Where the Crooked River Rises: A High Desert Home
By Ellen Waterston
Publisher: Oregon State University Press (October, 2010)
Paperback: 144 pages
Reviewed by Carol Frischmann
If you are curious about either a Great Basin life, a woman’s life, or both, Ellen Waterston’s Where the Crooked River Rises: A High Desert Home, (Oregon State University Press) will have you crunching dust-devil grit between your teeth and shivering with the effort of winching calves from heifers in the cold and dark.
Surviving thirty years as a rancher in “Oregon’s Outback,” Ms. Waterston’s essays celebrate her accomplishments, name her as a “part of the actual and metaphorical biota of the high desert,” and allow readers to share her transformation from Eastern girl, to young woman on “The Old Hackleman Place,” to worshiper in “The Church of the High Desert.”
Readers meet people living by “homespun desert wisdom,” and disappearing from our state as fast as the “Oregon Road and Recreation Atlas” is revised.
At first, I was uncomfortable with the chapters’ unevenness—some remote, some personal, some like newspaper clippings, saved to recall some event that seemed important at the time. With the last chapter, Waterston provided a closing that answered the question, “why not smooth the ruts?”
By driving past “self-created roadside shrines gaudily decorated with plastic flowers . . . blind to the new story that I was living into, deaf to the rich landscape of others’ stories that would inform mine . . . [a woman asks], ‘Does anyone want to see where I was found?’”

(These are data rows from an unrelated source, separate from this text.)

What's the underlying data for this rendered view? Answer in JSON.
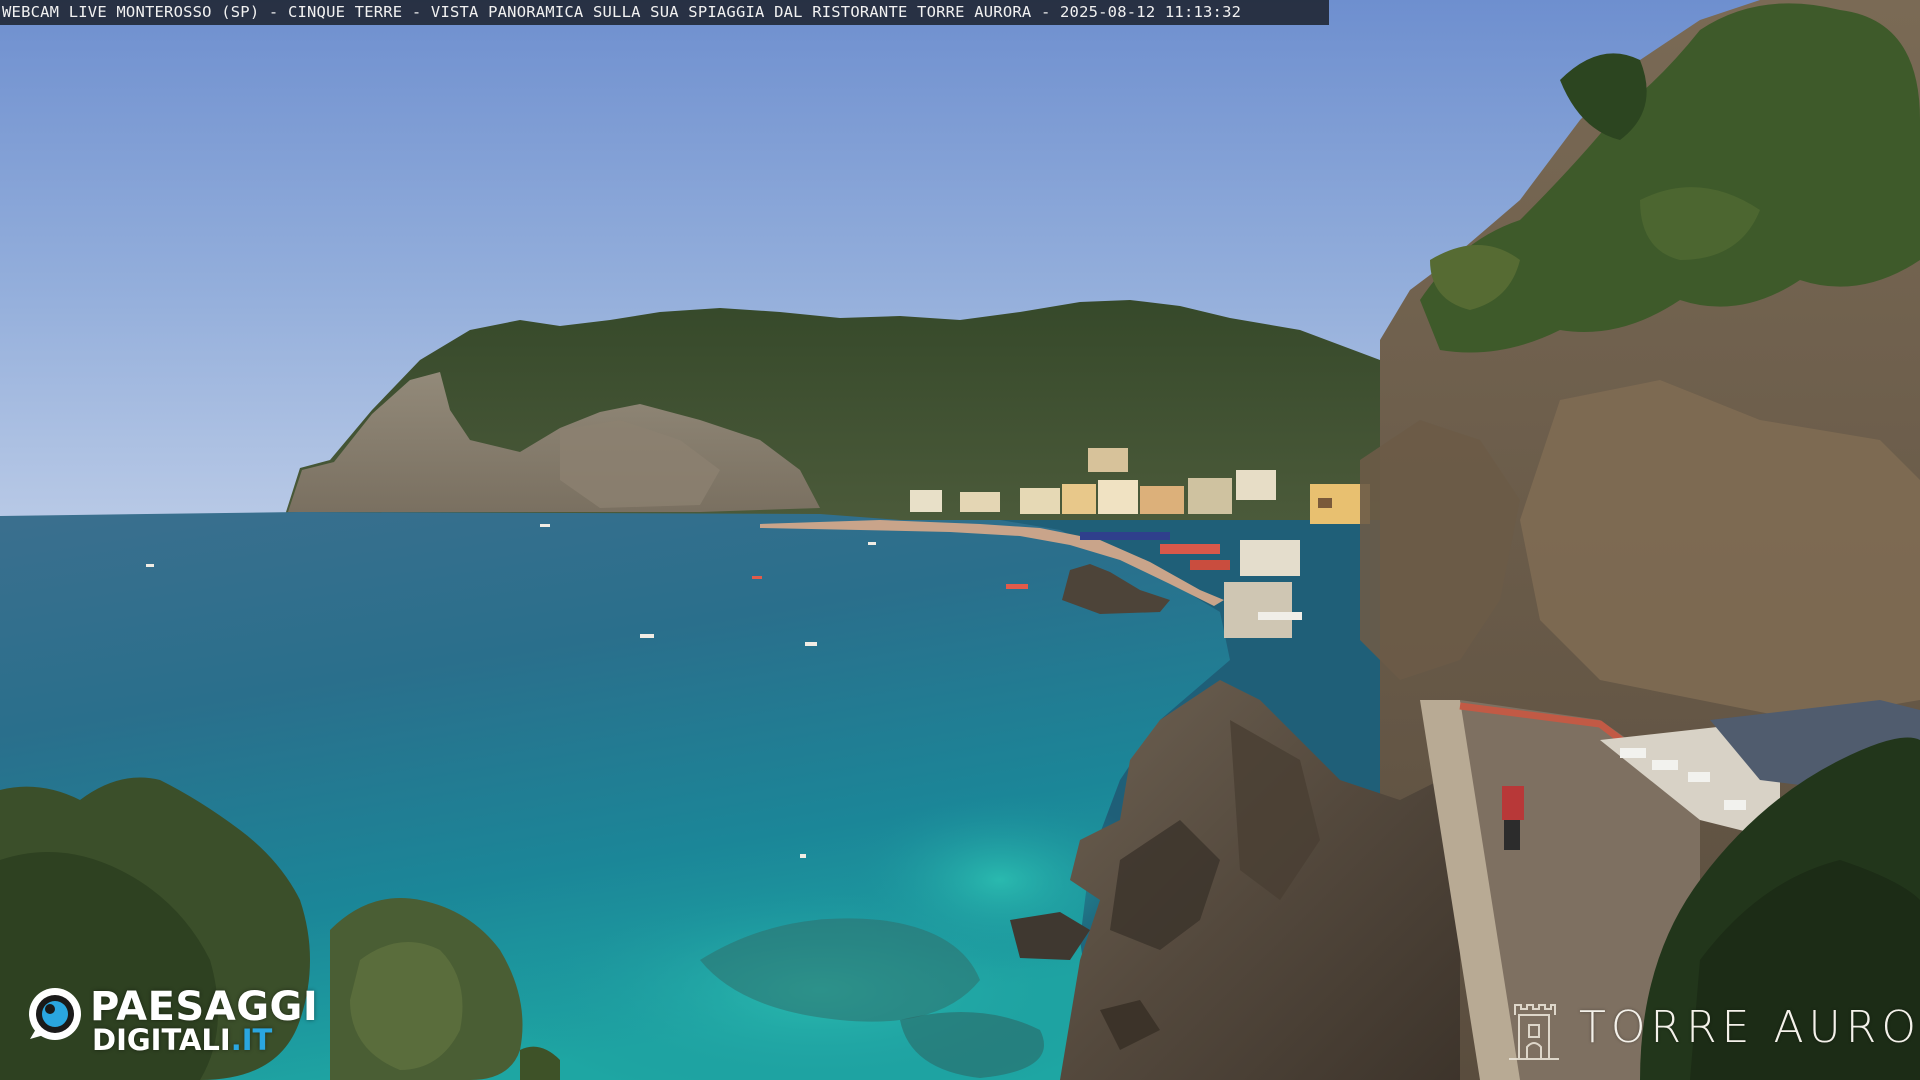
{
  "overlay": {
    "caption": "WEBCAM LIVE MONTEROSSO (SP) - CINQUE TERRE - VISTA PANORAMICA SULLA SUA SPIAGGIA DAL RISTORANTE TORRE AURORA - 2025-08-12 11:13:32"
  },
  "branding": {
    "logo_line1": "PAESAGGI",
    "logo_line2_main": "DIGITALI",
    "logo_line2_tld": ".IT",
    "logo_icon": "eye-lens-icon",
    "accent_color": "#2aa6e0"
  },
  "sponsor": {
    "name": "TORRE AURORA",
    "emblem_icon": "tower-emblem-icon"
  }
}
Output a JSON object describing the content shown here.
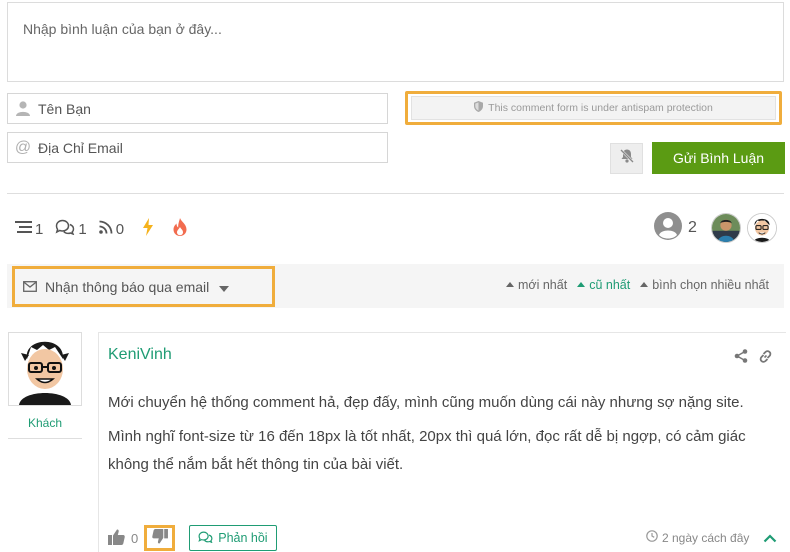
{
  "form": {
    "comment_placeholder": "Nhập bình luận của bạn ở đây...",
    "name_placeholder": "Tên Bạn",
    "email_placeholder": "Địa Chỉ Email",
    "antispam_notice": "This comment form is under antispam protection",
    "submit_label": "Gửi Bình Luận"
  },
  "stats": {
    "threads": "1",
    "replies": "1",
    "followers": "0"
  },
  "participants": {
    "count": "2"
  },
  "subscribe": {
    "label": "Nhận thông báo qua email"
  },
  "sorting": {
    "newest": "mới nhất",
    "oldest": "cũ nhất",
    "most_voted": "bình chọn nhiều nhất",
    "active": "oldest"
  },
  "comment": {
    "author": "KeniVinh",
    "role": "Khách",
    "paragraphs": [
      "Mới chuyển hệ thống comment hả, đẹp đấy, mình cũng muốn dùng cái này nhưng sợ nặng site.",
      "Mình nghĩ font-size từ 16 đến 18px là tốt nhất, 20px thì quá lớn, đọc rất dễ bị ngợp, có cảm giác không thể nắm bắt hết thông tin của bài viết."
    ],
    "votes": "0",
    "reply_label": "Phản hồi",
    "time": "2 ngày cách đây"
  },
  "colors": {
    "accent": "#1f9c74",
    "submit": "#5b9b13",
    "highlight": "#f0ad3c"
  }
}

Where the Crooked River Rises is where Waterston was found; each essay revealing one part of her story, as surely as wear marks on a saddle describe horse and rider.
Graduated from Duke University with a degree in Science Education, Carol Frischmann is the pet columnist for KGW.com, an NBC affiliate television station, and for her own website. In April 2007, TFH Publications releases her book, Conures, a part of the Animal Planet Pet Care series.